That same year, Bryant Gumbel announced he planned to leave the show by 1997, giving rise to speculation that current news anchor Matt Lauer would take over his post.
On 5 April 2006, Katie Couric announced (on her 15th anniversary as co-host of Today) that she was leaving the show and NBC News to become the new anchor and managing editor of the CBS Evening News. Couric’s final broadcast on 31 May 2006 was dedicated to her decade-and-a-half as one of the show’s co-hosts.
Meredith Vieira, from ABC’s The View, began co-hosting with Matt Lauer on 13 September 2006. She stayed until June 2011, when her spot was filled by Today‘s longtime news anchor Ann Curry.

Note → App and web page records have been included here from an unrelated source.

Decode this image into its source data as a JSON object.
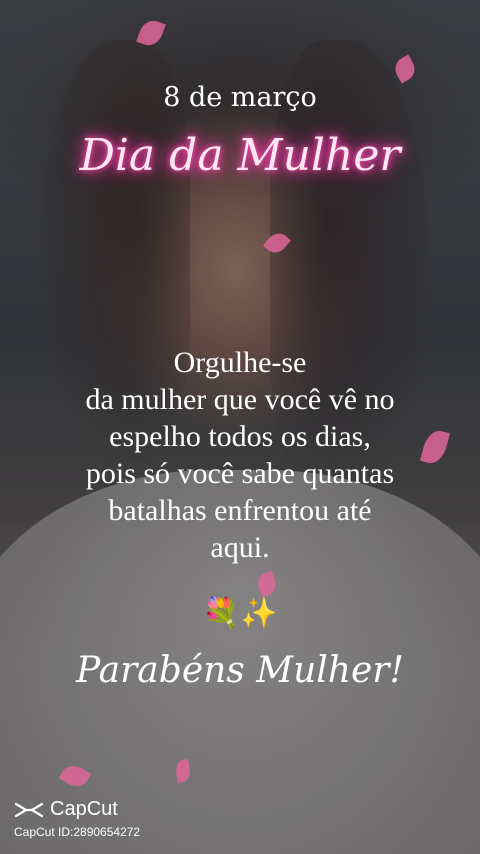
{
  "header": {
    "date": "8 de março",
    "title": "Dia da Mulher"
  },
  "message": {
    "lines": [
      "Orgulhe-se",
      "da mulher que você vê no",
      "espelho todos os dias,",
      "pois só você sabe quantas",
      "batalhas enfrentou até",
      "aqui."
    ]
  },
  "emoji": "💐✨",
  "closing": "Parabéns Mulher!",
  "watermark": {
    "brand": "CapCut",
    "id": "CapCut ID:2890654272"
  },
  "colors": {
    "neon_pink": "#ff3aa8",
    "petal": "#e0669a",
    "text": "#ffffff"
  }
}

Within a year, she had been replaced by Savannah Guthrie.
On 29 November 2017, NBC terminated Lauer following allegations of “inappropriate sexual behaviour”. Hoda Kotb became the interim co-anchor, and in January 2018, her interim status became permanent, making her and Guthrie the first all-female anchor duo in Today‘s history.
Dave Garroway (1952 – 1961)
John Chancellor (1961 – 1962)
Hugh Downs (1962 – 1971)
Barbara Walters (1961 – 1976)
Frank McGee (1971– 1974)
Jim Hartz (1974 – 1976)
Tom Brokaw (1976 – 1981)
Jane Pauley (1976 – 1989)
Bryant Gumbel (1982 – 1997)
Deborah Norville (1990 – 1991)
Katie Couric (1991 – 2006)
Meredith Vieira (2006 – 2011)
Ann Curry (2011 – 2012)
Matt Lauer (1997 – 2017)
Savannah Guthrie (2012 – Current)
Hoda Kotb (2017 – Current)
Merrill Mueller (1953)
Frank Blair (1953 – 1975)
Lew Wood (1975 – 1976)
Floyd Kalber (1976 – 1979)
Tony Guida (1979)
Tom Brokaw/Jane Pauley (1979 – 1981)
Chris Wallace/Jane Pauley (1982)
John Palmer (1982 – 1989)
Deborah Norville (1989)
Faith Daniels (1990 – 1992)
Margaret Larson (1992 – 1994)
Matt Lauer (1994 – 1997)
Ann Curry (1997 – 2011)
Natalie Morales (2011 – 2021)